*PROBLEM DETAILS:* In the data that follows, give the number of lines containing the word "accent". Offer no additional comment.

═════ DATA RECORDS

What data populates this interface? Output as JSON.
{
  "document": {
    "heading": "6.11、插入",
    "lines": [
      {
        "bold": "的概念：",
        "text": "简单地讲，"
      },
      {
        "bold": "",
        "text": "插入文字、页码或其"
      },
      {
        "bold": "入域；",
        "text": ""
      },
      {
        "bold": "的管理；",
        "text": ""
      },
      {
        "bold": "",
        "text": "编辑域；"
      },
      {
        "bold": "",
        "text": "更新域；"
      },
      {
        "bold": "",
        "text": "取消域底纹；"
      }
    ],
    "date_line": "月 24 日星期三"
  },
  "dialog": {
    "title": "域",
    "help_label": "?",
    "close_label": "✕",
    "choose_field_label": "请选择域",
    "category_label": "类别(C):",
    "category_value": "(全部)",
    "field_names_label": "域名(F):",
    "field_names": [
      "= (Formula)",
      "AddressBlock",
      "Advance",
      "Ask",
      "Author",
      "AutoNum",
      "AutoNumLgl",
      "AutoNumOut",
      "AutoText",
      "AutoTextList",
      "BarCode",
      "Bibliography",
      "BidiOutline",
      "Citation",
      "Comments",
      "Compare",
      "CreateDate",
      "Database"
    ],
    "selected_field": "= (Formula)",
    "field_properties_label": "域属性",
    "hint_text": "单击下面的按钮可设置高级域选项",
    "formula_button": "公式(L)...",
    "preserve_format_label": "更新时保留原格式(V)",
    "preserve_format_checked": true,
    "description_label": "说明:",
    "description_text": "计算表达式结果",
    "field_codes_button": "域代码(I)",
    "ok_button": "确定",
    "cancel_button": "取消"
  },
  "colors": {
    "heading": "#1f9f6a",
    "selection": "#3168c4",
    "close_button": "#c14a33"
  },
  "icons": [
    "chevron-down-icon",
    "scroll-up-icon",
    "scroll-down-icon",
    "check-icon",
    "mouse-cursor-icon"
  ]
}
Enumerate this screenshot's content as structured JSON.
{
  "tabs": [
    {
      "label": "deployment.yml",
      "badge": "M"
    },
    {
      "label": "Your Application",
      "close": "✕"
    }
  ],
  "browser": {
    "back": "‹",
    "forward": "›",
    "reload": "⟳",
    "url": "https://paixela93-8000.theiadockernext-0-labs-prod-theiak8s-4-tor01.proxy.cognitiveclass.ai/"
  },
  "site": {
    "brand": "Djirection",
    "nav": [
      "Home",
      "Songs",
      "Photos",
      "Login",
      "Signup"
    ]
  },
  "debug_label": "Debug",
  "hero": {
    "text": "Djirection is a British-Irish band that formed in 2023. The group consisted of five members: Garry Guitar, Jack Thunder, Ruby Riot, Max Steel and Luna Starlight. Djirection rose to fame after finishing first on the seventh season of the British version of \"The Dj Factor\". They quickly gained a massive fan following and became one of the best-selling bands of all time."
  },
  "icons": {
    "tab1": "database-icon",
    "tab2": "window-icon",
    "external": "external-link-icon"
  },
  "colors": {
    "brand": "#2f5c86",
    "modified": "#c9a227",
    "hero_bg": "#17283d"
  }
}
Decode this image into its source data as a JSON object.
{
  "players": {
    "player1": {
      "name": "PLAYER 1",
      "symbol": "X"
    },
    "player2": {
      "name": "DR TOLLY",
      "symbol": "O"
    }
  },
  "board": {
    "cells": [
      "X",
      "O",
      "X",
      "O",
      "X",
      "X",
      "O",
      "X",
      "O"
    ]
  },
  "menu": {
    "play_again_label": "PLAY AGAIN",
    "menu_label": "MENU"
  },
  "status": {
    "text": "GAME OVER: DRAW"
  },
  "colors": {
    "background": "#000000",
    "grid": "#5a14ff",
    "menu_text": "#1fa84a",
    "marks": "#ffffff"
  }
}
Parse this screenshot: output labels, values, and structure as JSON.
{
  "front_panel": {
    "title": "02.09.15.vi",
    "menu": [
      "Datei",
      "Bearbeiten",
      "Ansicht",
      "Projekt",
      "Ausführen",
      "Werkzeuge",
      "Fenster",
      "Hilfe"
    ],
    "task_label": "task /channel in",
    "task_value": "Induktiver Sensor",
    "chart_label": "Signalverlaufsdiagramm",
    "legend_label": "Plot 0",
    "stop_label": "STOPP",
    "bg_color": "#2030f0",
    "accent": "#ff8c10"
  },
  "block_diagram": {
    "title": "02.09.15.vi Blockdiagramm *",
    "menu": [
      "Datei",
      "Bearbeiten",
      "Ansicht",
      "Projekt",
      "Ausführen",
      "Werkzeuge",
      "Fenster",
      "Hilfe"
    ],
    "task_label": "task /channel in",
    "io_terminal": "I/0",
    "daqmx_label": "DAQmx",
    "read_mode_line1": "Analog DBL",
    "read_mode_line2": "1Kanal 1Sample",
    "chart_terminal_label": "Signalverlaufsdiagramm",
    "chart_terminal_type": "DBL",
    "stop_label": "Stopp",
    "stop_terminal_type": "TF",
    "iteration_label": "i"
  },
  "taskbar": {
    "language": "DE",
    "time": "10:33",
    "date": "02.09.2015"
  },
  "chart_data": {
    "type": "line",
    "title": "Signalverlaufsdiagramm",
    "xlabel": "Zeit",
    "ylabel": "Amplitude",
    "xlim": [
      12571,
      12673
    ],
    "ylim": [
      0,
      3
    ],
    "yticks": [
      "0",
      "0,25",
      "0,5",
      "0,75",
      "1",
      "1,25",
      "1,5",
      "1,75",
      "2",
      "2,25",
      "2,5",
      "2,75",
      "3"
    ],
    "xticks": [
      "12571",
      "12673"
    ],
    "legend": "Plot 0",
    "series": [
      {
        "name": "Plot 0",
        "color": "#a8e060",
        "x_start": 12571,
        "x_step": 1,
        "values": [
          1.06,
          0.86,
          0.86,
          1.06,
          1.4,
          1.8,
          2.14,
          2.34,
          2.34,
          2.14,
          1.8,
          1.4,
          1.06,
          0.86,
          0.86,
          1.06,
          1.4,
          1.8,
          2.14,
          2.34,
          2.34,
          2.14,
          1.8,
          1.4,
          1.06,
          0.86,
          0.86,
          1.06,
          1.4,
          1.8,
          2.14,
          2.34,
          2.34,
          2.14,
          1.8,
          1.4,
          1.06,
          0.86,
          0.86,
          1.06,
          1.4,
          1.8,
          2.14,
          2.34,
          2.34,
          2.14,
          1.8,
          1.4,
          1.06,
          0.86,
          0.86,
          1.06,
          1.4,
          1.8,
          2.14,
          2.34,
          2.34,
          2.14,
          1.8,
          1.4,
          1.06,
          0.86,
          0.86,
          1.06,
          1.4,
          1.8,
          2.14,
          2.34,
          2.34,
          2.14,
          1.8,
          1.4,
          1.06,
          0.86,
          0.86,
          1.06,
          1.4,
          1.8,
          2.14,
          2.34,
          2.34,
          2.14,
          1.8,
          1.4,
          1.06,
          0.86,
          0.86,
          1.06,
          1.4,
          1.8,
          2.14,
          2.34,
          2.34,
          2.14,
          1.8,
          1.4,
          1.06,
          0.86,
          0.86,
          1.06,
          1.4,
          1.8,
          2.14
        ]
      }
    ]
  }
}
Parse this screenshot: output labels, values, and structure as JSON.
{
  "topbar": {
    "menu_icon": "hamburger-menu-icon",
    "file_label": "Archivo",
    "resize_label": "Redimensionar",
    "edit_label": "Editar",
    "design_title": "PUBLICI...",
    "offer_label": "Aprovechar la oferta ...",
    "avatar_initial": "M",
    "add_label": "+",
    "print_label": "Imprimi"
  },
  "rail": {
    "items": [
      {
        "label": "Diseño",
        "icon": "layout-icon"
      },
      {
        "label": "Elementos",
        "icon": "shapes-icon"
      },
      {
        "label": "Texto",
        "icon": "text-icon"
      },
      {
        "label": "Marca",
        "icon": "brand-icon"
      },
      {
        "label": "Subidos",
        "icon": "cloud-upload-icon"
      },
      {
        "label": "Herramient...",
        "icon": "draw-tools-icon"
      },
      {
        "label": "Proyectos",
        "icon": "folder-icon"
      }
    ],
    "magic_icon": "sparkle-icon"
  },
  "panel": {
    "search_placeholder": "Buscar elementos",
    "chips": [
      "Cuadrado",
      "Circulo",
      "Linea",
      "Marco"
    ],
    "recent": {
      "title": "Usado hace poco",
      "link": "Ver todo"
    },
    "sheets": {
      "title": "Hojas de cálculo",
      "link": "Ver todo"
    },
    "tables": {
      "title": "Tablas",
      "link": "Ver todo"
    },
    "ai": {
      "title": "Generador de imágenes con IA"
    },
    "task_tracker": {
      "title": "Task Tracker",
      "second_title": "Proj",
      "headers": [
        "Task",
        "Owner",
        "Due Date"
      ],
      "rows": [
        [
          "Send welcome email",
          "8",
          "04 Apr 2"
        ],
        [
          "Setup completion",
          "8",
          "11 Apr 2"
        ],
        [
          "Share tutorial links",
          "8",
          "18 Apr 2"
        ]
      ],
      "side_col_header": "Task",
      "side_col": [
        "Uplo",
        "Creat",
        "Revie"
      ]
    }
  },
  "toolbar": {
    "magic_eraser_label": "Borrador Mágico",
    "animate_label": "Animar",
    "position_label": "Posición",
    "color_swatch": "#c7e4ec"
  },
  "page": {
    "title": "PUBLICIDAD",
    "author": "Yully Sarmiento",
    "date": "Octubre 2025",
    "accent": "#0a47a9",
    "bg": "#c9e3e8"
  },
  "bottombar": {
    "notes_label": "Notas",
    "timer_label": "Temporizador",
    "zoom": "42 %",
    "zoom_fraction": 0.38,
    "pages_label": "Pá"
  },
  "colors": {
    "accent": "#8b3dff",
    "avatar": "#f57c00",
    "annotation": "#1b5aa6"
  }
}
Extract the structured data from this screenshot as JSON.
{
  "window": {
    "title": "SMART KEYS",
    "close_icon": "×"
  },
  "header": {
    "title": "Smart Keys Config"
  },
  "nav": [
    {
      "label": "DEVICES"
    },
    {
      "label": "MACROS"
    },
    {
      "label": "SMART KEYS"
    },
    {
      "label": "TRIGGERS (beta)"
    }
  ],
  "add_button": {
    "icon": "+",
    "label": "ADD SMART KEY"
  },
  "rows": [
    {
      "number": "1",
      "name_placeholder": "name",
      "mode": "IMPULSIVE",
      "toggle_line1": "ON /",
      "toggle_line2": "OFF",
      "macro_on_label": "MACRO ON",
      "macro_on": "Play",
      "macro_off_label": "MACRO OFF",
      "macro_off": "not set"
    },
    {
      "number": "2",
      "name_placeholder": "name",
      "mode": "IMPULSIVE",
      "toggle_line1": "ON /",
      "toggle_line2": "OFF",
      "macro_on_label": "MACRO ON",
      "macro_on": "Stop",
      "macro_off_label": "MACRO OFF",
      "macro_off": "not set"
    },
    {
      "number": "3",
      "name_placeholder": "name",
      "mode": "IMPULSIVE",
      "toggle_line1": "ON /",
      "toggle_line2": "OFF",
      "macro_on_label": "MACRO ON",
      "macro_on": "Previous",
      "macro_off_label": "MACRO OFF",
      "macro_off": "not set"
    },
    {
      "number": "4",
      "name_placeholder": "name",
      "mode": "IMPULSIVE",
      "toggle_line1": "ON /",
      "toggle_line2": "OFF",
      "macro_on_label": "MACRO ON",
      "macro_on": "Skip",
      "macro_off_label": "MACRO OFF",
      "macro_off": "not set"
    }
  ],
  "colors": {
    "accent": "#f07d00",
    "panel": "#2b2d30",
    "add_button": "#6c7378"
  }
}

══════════

*EXERCISE ANSWER:* 4